### What is needed
Output all of the entries beneath, exactly as written.

[Opening Data under study section]

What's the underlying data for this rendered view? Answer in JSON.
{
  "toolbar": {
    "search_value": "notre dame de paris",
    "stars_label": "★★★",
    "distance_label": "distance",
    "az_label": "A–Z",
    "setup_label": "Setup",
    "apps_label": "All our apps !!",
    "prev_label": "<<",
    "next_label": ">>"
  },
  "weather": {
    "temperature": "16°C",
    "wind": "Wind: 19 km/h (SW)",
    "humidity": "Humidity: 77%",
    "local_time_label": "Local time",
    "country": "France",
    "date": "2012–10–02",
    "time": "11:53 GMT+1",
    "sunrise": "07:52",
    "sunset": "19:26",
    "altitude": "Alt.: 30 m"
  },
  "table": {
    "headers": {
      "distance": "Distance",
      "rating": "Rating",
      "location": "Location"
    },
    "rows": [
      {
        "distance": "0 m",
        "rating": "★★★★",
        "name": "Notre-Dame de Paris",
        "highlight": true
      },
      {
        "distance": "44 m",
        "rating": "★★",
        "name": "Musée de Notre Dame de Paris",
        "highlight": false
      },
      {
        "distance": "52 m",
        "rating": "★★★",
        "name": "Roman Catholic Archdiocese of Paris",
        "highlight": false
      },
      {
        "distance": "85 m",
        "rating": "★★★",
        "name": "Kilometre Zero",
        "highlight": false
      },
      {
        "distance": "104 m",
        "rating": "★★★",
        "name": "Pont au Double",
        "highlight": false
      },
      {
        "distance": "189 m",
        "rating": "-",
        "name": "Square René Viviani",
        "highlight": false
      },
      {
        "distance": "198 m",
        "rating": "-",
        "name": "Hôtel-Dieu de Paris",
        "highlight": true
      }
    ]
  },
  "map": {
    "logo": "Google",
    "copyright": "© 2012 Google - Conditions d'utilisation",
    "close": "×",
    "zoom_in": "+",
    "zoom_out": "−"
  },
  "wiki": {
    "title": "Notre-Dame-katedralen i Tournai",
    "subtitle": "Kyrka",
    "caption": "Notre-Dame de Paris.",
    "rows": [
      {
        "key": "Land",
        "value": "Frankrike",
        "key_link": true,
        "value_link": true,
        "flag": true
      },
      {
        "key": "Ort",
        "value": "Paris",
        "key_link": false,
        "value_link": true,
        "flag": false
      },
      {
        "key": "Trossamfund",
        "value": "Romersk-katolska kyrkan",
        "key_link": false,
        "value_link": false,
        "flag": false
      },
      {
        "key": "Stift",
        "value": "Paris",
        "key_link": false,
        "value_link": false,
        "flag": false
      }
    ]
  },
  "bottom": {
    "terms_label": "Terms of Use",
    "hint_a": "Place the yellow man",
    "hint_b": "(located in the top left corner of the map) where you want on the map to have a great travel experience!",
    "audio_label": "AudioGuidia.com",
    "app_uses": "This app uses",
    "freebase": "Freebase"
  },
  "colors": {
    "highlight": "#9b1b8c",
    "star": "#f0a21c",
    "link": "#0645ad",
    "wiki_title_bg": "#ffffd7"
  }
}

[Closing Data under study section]

### Response to this exercise
What's the underlying data for this rendered view? Answer in JSON.
{
  "toolbar": {
    "search_value": "notre dame de paris",
    "stars_label": "★★★",
    "distance_label": "distance",
    "az_label": "A–Z",
    "setup_label": "Setup",
    "apps_label": "All our apps !!",
    "prev_label": "<<",
    "next_label": ">>"
  },
  "weather": {
    "temperature": "16°C",
    "wind": "Wind: 19 km/h (SW)",
    "humidity": "Humidity: 77%",
    "local_time_label": "Local time",
    "country": "France",
    "date": "2012–10–02",
    "time": "11:53 GMT+1",
    "sunrise": "07:52",
    "sunset": "19:26",
    "altitude": "Alt.: 30 m"
  },
  "table": {
    "headers": {
      "distance": "Distance",
      "rating": "Rating",
      "location": "Location"
    },
    "rows": [
      {
        "distance": "0 m",
        "rating": "★★★★",
        "name": "Notre-Dame de Paris",
        "highlight": true
      },
      {
        "distance": "44 m",
        "rating": "★★",
        "name": "Musée de Notre Dame de Paris",
        "highlight": false
      },
      {
        "distance": "52 m",
        "rating": "★★★",
        "name": "Roman Catholic Archdiocese of Paris",
        "highlight": false
      },
      {
        "distance": "85 m",
        "rating": "★★★",
        "name": "Kilometre Zero",
        "highlight": false
      },
      {
        "distance": "104 m",
        "rating": "★★★",
        "name": "Pont au Double",
        "highlight": false
      },
      {
        "distance": "189 m",
        "rating": "-",
        "name": "Square René Viviani",
        "highlight": false
      },
      {
        "distance": "198 m",
        "rating": "-",
        "name": "Hôtel-Dieu de Paris",
        "highlight": true
      }
    ]
  },
  "map": {
    "logo": "Google",
    "copyright": "© 2012 Google - Conditions d'utilisation",
    "close": "×",
    "zoom_in": "+",
    "zoom_out": "−"
  },
  "wiki": {
    "title": "Notre-Dame-katedralen i Tournai",
    "subtitle": "Kyrka",
    "caption": "Notre-Dame de Paris.",
    "rows": [
      {
        "key": "Land",
        "value": "Frankrike",
        "key_link": true,
        "value_link": true,
        "flag": true
      },
      {
        "key": "Ort",
        "value": "Paris",
        "key_link": false,
        "value_link": true,
        "flag": false
      },
      {
        "key": "Trossamfund",
        "value": "Romersk-katolska kyrkan",
        "key_link": false,
        "value_link": false,
        "flag": false
      },
      {
        "key": "Stift",
        "value": "Paris",
        "key_link": false,
        "value_link": false,
        "flag": false
      }
    ]
  },
  "bottom": {
    "terms_label": "Terms of Use",
    "hint_a": "Place the yellow man",
    "hint_b": "(located in the top left corner of the map) where you want on the map to have a great travel experience!",
    "audio_label": "AudioGuidia.com",
    "app_uses": "This app uses",
    "freebase": "Freebase"
  },
  "colors": {
    "highlight": "#9b1b8c",
    "star": "#f0a21c",
    "link": "#0645ad",
    "wiki_title_bg": "#ffffd7"
  }
}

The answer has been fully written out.